    Matthew Barzun: America's diplomatic dude

    The US Ambassador to London holds 'jeans and beer' gigs at his official residence – it's all part of the job, he tells Chris Green
    Meet the Quantified Selfers: From heart rates to happiness, there is little this fast-growing, self-tracking community won't monitor

    Meet the 'Quantified Selfers'

    From heart rates to happiness, there is little this fast-growing, self-tracking community won't monitor
    Madani Younis: Five-star reviews are just the opening act for British theatre's first non-white artistic director

    Five-star reviews are just the opening act for British theatre's first non-white artistic director

    Madani Younis wants the neighbourhood to follow his work as closely as his audiences do
    Mrs Brown and her boys: are they having a laugh?

    Mrs Brown and her boys: are they having a laugh?

    When it comes to national stereotyping, the Irish – among others – know it can pay to play up to outsiders' expectations, says DJ Taylor
    Gavin Maxwell's bitter legacy: Was the otter man the wildlife champion he appeared to be?

    Otter man Gavin Maxwell's bitter legacy

    The aristocrat's eccentric devotion to his pets inspired a generation.
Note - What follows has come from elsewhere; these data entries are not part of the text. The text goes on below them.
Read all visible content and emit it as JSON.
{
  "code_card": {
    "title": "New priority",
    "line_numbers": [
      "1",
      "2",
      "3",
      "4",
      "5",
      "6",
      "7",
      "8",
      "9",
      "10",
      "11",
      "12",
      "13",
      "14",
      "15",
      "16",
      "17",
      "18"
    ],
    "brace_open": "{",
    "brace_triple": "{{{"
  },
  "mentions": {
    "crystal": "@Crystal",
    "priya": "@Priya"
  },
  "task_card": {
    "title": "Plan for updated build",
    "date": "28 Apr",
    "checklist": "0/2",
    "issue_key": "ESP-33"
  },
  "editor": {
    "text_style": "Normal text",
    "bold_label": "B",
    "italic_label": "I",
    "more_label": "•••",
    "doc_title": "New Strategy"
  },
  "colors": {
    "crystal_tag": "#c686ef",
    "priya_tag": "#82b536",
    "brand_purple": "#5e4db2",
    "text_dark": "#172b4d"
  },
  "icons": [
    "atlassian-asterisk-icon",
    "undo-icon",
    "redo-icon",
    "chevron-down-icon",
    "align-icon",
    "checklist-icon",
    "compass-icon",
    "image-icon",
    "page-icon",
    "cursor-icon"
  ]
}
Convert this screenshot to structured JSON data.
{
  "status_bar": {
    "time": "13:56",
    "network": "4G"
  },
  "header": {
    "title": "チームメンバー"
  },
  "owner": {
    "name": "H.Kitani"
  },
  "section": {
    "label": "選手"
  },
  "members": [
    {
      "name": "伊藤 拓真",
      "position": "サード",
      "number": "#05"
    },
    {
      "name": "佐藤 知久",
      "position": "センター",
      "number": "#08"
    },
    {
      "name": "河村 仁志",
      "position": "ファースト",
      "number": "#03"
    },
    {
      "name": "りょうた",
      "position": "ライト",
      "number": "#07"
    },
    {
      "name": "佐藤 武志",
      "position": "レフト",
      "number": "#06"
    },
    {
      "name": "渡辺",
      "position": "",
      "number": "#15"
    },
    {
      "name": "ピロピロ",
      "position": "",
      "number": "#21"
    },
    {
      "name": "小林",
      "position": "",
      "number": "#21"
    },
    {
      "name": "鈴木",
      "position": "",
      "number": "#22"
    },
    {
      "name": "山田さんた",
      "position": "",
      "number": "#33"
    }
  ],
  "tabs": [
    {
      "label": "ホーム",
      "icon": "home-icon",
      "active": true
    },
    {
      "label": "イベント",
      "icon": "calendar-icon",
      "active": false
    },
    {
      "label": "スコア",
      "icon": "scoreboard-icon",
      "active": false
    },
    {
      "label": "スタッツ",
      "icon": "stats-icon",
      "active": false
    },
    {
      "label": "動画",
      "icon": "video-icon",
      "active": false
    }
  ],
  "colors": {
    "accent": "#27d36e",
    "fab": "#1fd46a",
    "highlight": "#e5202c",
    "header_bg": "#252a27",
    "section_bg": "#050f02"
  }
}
But our greatest living nature writer believes his legacy has been quite toxic
    Joanna Rowsell: The World Champion cyclist on breaking her collarbone, shattering her teeth - and dealing with alopecia

    Joanna Rowsell: 'I wear my wig to look normal'

    The World Champion cyclist on breaking her collarbone, shattering her teeth - and dealing with alopecia
    Bill Granger recipes: Our chef gives raw ingredients a lift with his quick marinades

    Bill Granger's quick and delicious marinades

    Our chef's marinades are great for weekend barbecuing, but are also a delicious way of injecting flavour into, and breaking the monotony of, weekday meals
    A History of the First World War in 100 Moments: Peace without magnanimity - the summit in a railway siding that ended the fighting

    A History of the First World War in 100 Moments

    Peace without magnanimity - the summit in a railway siding that ended the fighting
    Scottish independence: How the Commonwealth Games could swing the vote

    Scottish independence: How the Commonwealth Games could swing the vote

    In the final part of our series, Chris Green arrives in Glasgow - a host city struggling to keep the politics out of its celebration of sport